> [PROBLEM REQUIREMENTS]
Print everything in the records exactly. Leave the pictures out.

★ ★ ★ ★

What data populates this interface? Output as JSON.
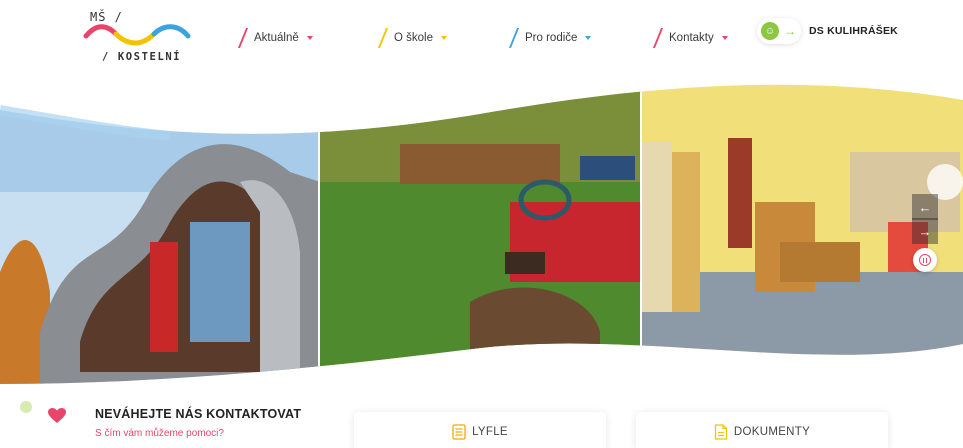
{
  "logo": {
    "top_text": "MŠ /",
    "bottom_text": "/ KOSTELNÍ"
  },
  "nav": {
    "items": [
      {
        "label": "Aktuálně",
        "accent": "#e8456b"
      },
      {
        "label": "O škole",
        "accent": "#f2c300"
      },
      {
        "label": "Pro rodiče",
        "accent": "#3ea3dc"
      },
      {
        "label": "Kontakty",
        "accent": "#e8456b"
      }
    ]
  },
  "ds": {
    "label": "DS KULIHRÁŠEK",
    "accent": "#8dc63f",
    "icon": "smiley-icon",
    "arrow": "→"
  },
  "slider": {
    "prev": "←",
    "next": "→",
    "pause_icon": "pause-icon"
  },
  "contact": {
    "title": "NEVÁHEJTE NÁS KONTAKTOVAT",
    "subtitle": "S čím vám můžeme pomoci?",
    "icon": "heart-icon",
    "accent": "#e8456b"
  },
  "cards": [
    {
      "label": "LYFLE",
      "icon": "leaflet-icon"
    },
    {
      "label": "DOKUMENTY",
      "icon": "document-icon"
    }
  ]
}
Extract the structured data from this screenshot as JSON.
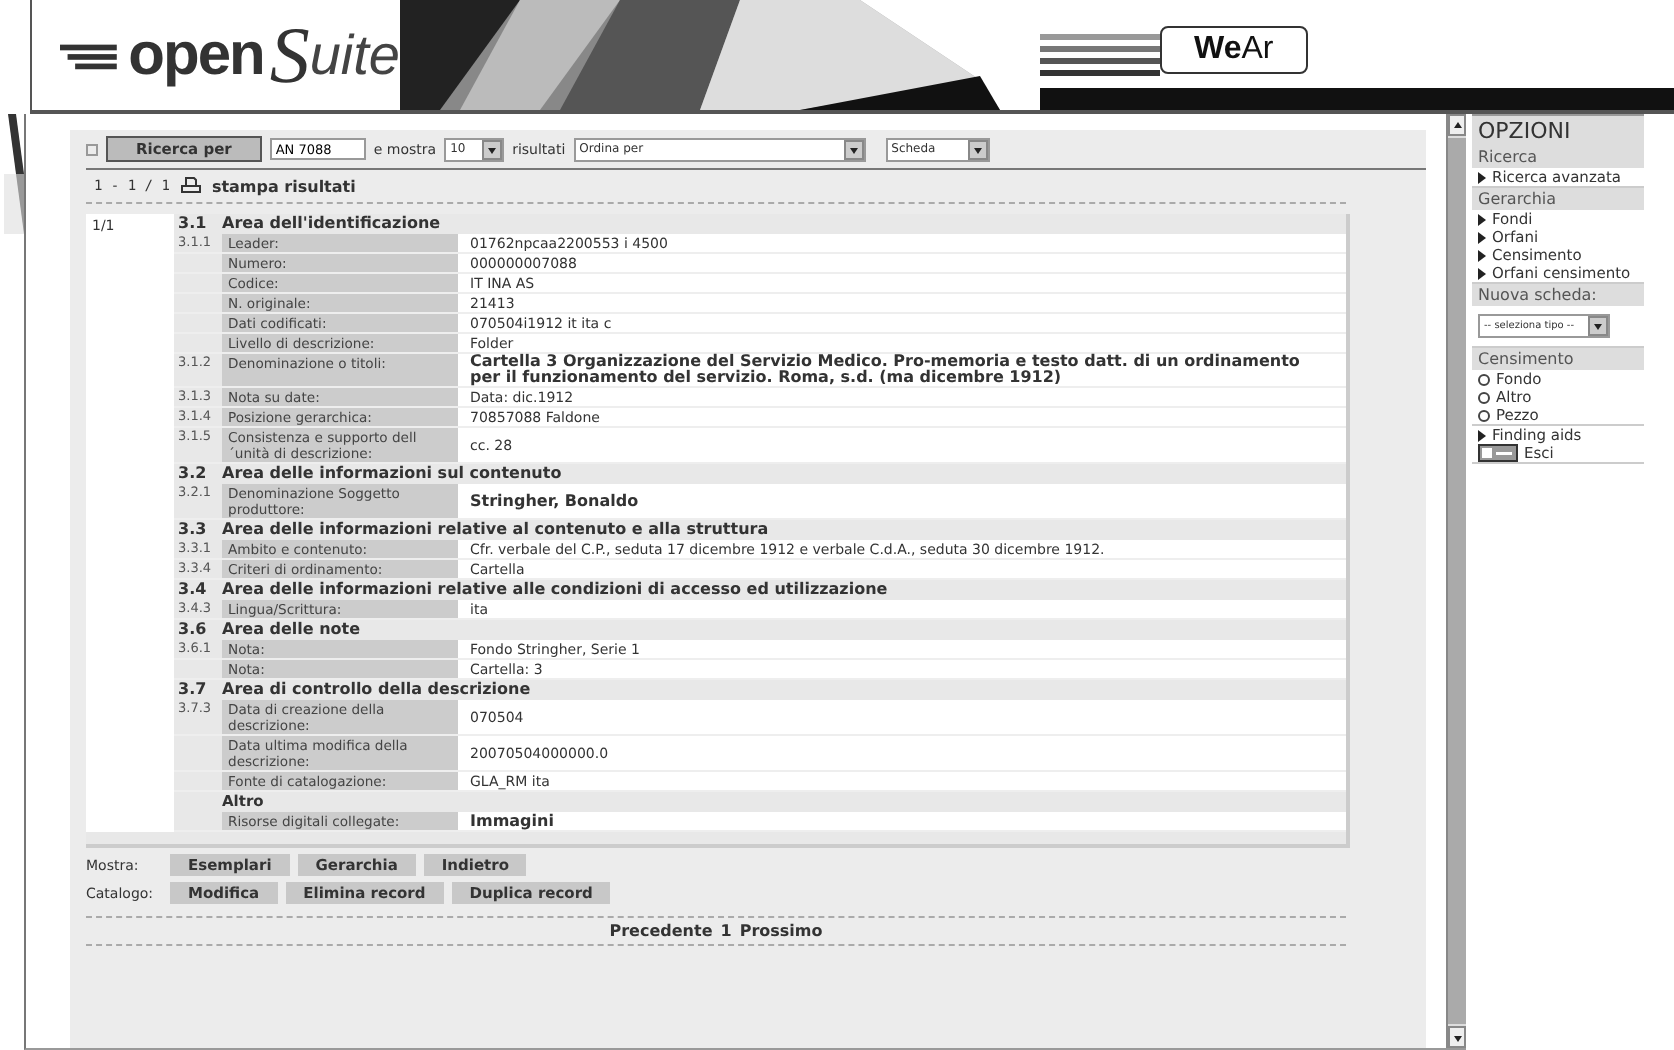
{
  "header": {
    "logo": {
      "part1": "open",
      "part2": "S",
      "part3": "uite"
    },
    "tab": {
      "strong": "We",
      "rest": "Ar"
    }
  },
  "toolbar": {
    "search_button": "Ricerca per",
    "search_value": "AN 7088",
    "show_label": "e mostra",
    "count": "10",
    "results_label": "risultati",
    "order": "Ordina per",
    "view": "Scheda"
  },
  "results": {
    "counter": "1 - 1 / 1",
    "print": "stampa risultati"
  },
  "record": {
    "index": "1/1",
    "rows": [
      {
        "kind": "section",
        "num": "3.1",
        "title": "Area dell'identificazione"
      },
      {
        "kind": "field",
        "num": "3.1.1",
        "label": "Leader:",
        "value": "01762npcaa2200553 i 4500",
        "emphasis": false
      },
      {
        "kind": "field",
        "label": "Numero:",
        "value": "000000007088",
        "emphasis": false
      },
      {
        "kind": "field",
        "label": "Codice:",
        "value": "IT INA AS",
        "emphasis": false
      },
      {
        "kind": "field",
        "label": "N. originale:",
        "value": "21413",
        "emphasis": false
      },
      {
        "kind": "field",
        "label": "Dati codificati:",
        "value": "070504i1912 it ita c",
        "emphasis": false
      },
      {
        "kind": "field",
        "label": "Livello di descrizione:",
        "value": "Folder",
        "emphasis": false
      },
      {
        "kind": "field",
        "num": "3.1.2",
        "label": "Denominazione o titoli:",
        "value": "Cartella 3 Organizzazione del Servizio Medico. Pro-memoria e testo datt. di un ordinamento per il funzionamento del servizio. Roma, s.d. (ma dicembre 1912)",
        "emphasis": true
      },
      {
        "kind": "field",
        "num": "3.1.3",
        "label": "Nota su date:",
        "value": "Data: dic.1912",
        "emphasis": false
      },
      {
        "kind": "field",
        "num": "3.1.4",
        "label": "Posizione gerarchica:",
        "value": "70857088 Faldone",
        "emphasis": false
      },
      {
        "kind": "field",
        "num": "3.1.5",
        "label": "Consistenza e supporto dell´unità di descrizione:",
        "value": "cc. 28",
        "emphasis": false
      },
      {
        "kind": "section",
        "num": "3.2",
        "title": "Area delle informazioni sul contenuto"
      },
      {
        "kind": "field",
        "num": "3.2.1",
        "label": "Denominazione Soggetto produttore:",
        "value": "Stringher, Bonaldo",
        "emphasis": true
      },
      {
        "kind": "section",
        "num": "3.3",
        "title": "Area delle informazioni relative al contenuto e alla struttura"
      },
      {
        "kind": "field",
        "num": "3.3.1",
        "label": "Ambito e contenuto:",
        "value": "Cfr. verbale del C.P., seduta 17 dicembre 1912 e verbale C.d.A., seduta 30 dicembre 1912.",
        "emphasis": false
      },
      {
        "kind": "field",
        "num": "3.3.4",
        "label": "Criteri di ordinamento:",
        "value": "Cartella",
        "emphasis": false
      },
      {
        "kind": "section",
        "num": "3.4",
        "title": "Area delle informazioni relative alle condizioni di accesso ed utilizzazione"
      },
      {
        "kind": "field",
        "num": "3.4.3",
        "label": "Lingua/Scrittura:",
        "value": "ita",
        "emphasis": false
      },
      {
        "kind": "section",
        "num": "3.6",
        "title": "Area delle note"
      },
      {
        "kind": "field",
        "num": "3.6.1",
        "label": "Nota:",
        "value": "Fondo Stringher, Serie 1",
        "emphasis": false
      },
      {
        "kind": "field",
        "label": "Nota:",
        "value": "Cartella: 3",
        "emphasis": false
      },
      {
        "kind": "section",
        "num": "3.7",
        "title": "Area di controllo della descrizione"
      },
      {
        "kind": "field",
        "num": "3.7.3",
        "label": "Data di creazione della descrizione:",
        "value": "070504",
        "emphasis": false
      },
      {
        "kind": "field",
        "label": "Data ultima modifica della descrizione:",
        "value": "20070504000000.0",
        "emphasis": false
      },
      {
        "kind": "field",
        "label": "Fonte di catalogazione:",
        "value": "GLA_RM ita",
        "emphasis": false
      },
      {
        "kind": "subsection",
        "title": "Altro"
      },
      {
        "kind": "field",
        "label": "Risorse digitali collegate:",
        "value": "Immagini",
        "emphasis": true
      }
    ]
  },
  "actions": [
    {
      "label": "Mostra:",
      "buttons": [
        "Esemplari",
        "Gerarchia",
        "Indietro"
      ]
    },
    {
      "label": "Catalogo:",
      "buttons": [
        "Modifica",
        "Elimina record",
        "Duplica record"
      ]
    }
  ],
  "pagination": {
    "prev": "Precedente",
    "page": "1",
    "next": "Prossimo"
  },
  "sidebar": {
    "title": "OPZIONI",
    "sections": [
      {
        "title": "Ricerca",
        "items": [
          {
            "kind": "link",
            "label": "Ricerca avanzata"
          }
        ]
      },
      {
        "title": "Gerarchia",
        "items": [
          {
            "kind": "link",
            "label": "Fondi"
          },
          {
            "kind": "link",
            "label": "Orfani"
          },
          {
            "kind": "link",
            "label": "Censimento"
          },
          {
            "kind": "link",
            "label": "Orfani censimento"
          }
        ]
      },
      {
        "title": "Nuova scheda:",
        "items": [
          {
            "kind": "select",
            "label": "-- seleziona tipo --"
          }
        ]
      },
      {
        "title": "Censimento",
        "items": [
          {
            "kind": "radio",
            "label": "Fondo",
            "selected": false
          },
          {
            "kind": "radio",
            "label": "Altro",
            "selected": false
          },
          {
            "kind": "radio",
            "label": "Pezzo",
            "selected": false
          }
        ]
      },
      {
        "items": [
          {
            "kind": "link",
            "label": "Finding aids"
          },
          {
            "kind": "exit",
            "label": "Esci"
          }
        ]
      }
    ]
  }
}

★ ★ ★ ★

> [EXERCISE RESULT]
What data populates this interface? Output as JSON.
{
  "logo": {
    "top_text": "MŠ /",
    "bottom_text": "/ KOSTELNÍ"
  },
  "nav": {
    "items": [
      {
        "label": "Aktuálně",
        "accent": "#e8456b"
      },
      {
        "label": "O škole",
        "accent": "#f2c300"
      },
      {
        "label": "Pro rodiče",
        "accent": "#3ea3dc"
      },
      {
        "label": "Kontakty",
        "accent": "#e8456b"
      }
    ]
  },
  "ds": {
    "label": "DS KULIHRÁŠEK",
    "accent": "#8dc63f",
    "icon": "smiley-icon",
    "arrow": "→"
  },
  "slider": {
    "prev": "←",
    "next": "→",
    "pause_icon": "pause-icon"
  },
  "contact": {
    "title": "NEVÁHEJTE NÁS KONTAKTOVAT",
    "subtitle": "S čím vám můžeme pomoci?",
    "icon": "heart-icon",
    "accent": "#e8456b"
  },
  "cards": [
    {
      "label": "LYFLE",
      "icon": "leaflet-icon"
    },
    {
      "label": "DOKUMENTY",
      "icon": "document-icon"
    }
  ]
}
Extract the structured data from this screenshot as JSON.
{
  "header": {
    "logo": {
      "part1": "open",
      "part2": "S",
      "part3": "uite"
    },
    "tab": {
      "strong": "We",
      "rest": "Ar"
    }
  },
  "toolbar": {
    "search_button": "Ricerca per",
    "search_value": "AN 7088",
    "show_label": "e mostra",
    "count": "10",
    "results_label": "risultati",
    "order": "Ordina per",
    "view": "Scheda"
  },
  "results": {
    "counter": "1 - 1 / 1",
    "print": "stampa risultati"
  },
  "record": {
    "index": "1/1",
    "rows": [
      {
        "kind": "section",
        "num": "3.1",
        "title": "Area dell'identificazione"
      },
      {
        "kind": "field",
        "num": "3.1.1",
        "label": "Leader:",
        "value": "01762npcaa2200553 i 4500",
        "emphasis": false
      },
      {
        "kind": "field",
        "label": "Numero:",
        "value": "000000007088",
        "emphasis": false
      },
      {
        "kind": "field",
        "label": "Codice:",
        "value": "IT INA AS",
        "emphasis": false
      },
      {
        "kind": "field",
        "label": "N. originale:",
        "value": "21413",
        "emphasis": false
      },
      {
        "kind": "field",
        "label": "Dati codificati:",
        "value": "070504i1912 it ita c",
        "emphasis": false
      },
      {
        "kind": "field",
        "label": "Livello di descrizione:",
        "value": "Folder",
        "emphasis": false
      },
      {
        "kind": "field",
        "num": "3.1.2",
        "label": "Denominazione o titoli:",
        "value": "Cartella 3 Organizzazione del Servizio Medico. Pro-memoria e testo datt. di un ordinamento per il funzionamento del servizio. Roma, s.d. (ma dicembre 1912)",
        "emphasis": true
      },
      {
        "kind": "field",
        "num": "3.1.3",
        "label": "Nota su date:",
        "value": "Data: dic.1912",
        "emphasis": false
      },
      {
        "kind": "field",
        "num": "3.1.4",
        "label": "Posizione gerarchica:",
        "value": "70857088 Faldone",
        "emphasis": false
      },
      {
        "kind": "field",
        "num": "3.1.5",
        "label": "Consistenza e supporto dell´unità di descrizione:",
        "value": "cc. 28",
        "emphasis": false
      },
      {
        "kind": "section",
        "num": "3.2",
        "title": "Area delle informazioni sul contenuto"
      },
      {
        "kind": "field",
        "num": "3.2.1",
        "label": "Denominazione Soggetto produttore:",
        "value": "Stringher, Bonaldo",
        "emphasis": true
      },
      {
        "kind": "section",
        "num": "3.3",
        "title": "Area delle informazioni relative al contenuto e alla struttura"
      },
      {
        "kind": "field",
        "num": "3.3.1",
        "label": "Ambito e contenuto:",
        "value": "Cfr. verbale del C.P., seduta 17 dicembre 1912 e verbale C.d.A., seduta 30 dicembre 1912.",
        "emphasis": false
      },
      {
        "kind": "field",
        "num": "3.3.4",
        "label": "Criteri di ordinamento:",
        "value": "Cartella",
        "emphasis": false
      },
      {
        "kind": "section",
        "num": "3.4",
        "title": "Area delle informazioni relative alle condizioni di accesso ed utilizzazione"
      },
      {
        "kind": "field",
        "num": "3.4.3",
        "label": "Lingua/Scrittura:",
        "value": "ita",
        "emphasis": false
      },
      {
        "kind": "section",
        "num": "3.6",
        "title": "Area delle note"
      },
      {
        "kind": "field",
        "num": "3.6.1",
        "label": "Nota:",
        "value": "Fondo Stringher, Serie 1",
        "emphasis": false
      },
      {
        "kind": "field",
        "label": "Nota:",
        "value": "Cartella: 3",
        "emphasis": false
      },
      {
        "kind": "section",
        "num": "3.7",
        "title": "Area di controllo della descrizione"
      },
      {
        "kind": "field",
        "num": "3.7.3",
        "label": "Data di creazione della descrizione:",
        "value": "070504",
        "emphasis": false
      },
      {
        "kind": "field",
        "label": "Data ultima modifica della descrizione:",
        "value": "20070504000000.0",
        "emphasis": false
      },
      {
        "kind": "field",
        "label": "Fonte di catalogazione:",
        "value": "GLA_RM ita",
        "emphasis": false
      },
      {
        "kind": "subsection",
        "title": "Altro"
      },
      {
        "kind": "field",
        "label": "Risorse digitali collegate:",
        "value": "Immagini",
        "emphasis": true
      }
    ]
  },
  "actions": [
    {
      "label": "Mostra:",
      "buttons": [
        "Esemplari",
        "Gerarchia",
        "Indietro"
      ]
    },
    {
      "label": "Catalogo:",
      "buttons": [
        "Modifica",
        "Elimina record",
        "Duplica record"
      ]
    }
  ],
  "pagination": {
    "prev": "Precedente",
    "page": "1",
    "next": "Prossimo"
  },
  "sidebar": {
    "title": "OPZIONI",
    "sections": [
      {
        "title": "Ricerca",
        "items": [
          {
            "kind": "link",
            "label": "Ricerca avanzata"
          }
        ]
      },
      {
        "title": "Gerarchia",
        "items": [
          {
            "kind": "link",
            "label": "Fondi"
          },
          {
            "kind": "link",
            "label": "Orfani"
          },
          {
            "kind": "link",
            "label": "Censimento"
          },
          {
            "kind": "link",
            "label": "Orfani censimento"
          }
        ]
      },
      {
        "title": "Nuova scheda:",
        "items": [
          {
            "kind": "select",
            "label": "-- seleziona tipo --"
          }
        ]
      },
      {
        "title": "Censimento",
        "items": [
          {
            "kind": "radio",
            "label": "Fondo",
            "selected": false
          },
          {
            "kind": "radio",
            "label": "Altro",
            "selected": false
          },
          {
            "kind": "radio",
            "label": "Pezzo",
            "selected": false
          }
        ]
      },
      {
        "items": [
          {
            "kind": "link",
            "label": "Finding aids"
          },
          {
            "kind": "exit",
            "label": "Esci"
          }
        ]
      }
    ]
  }
}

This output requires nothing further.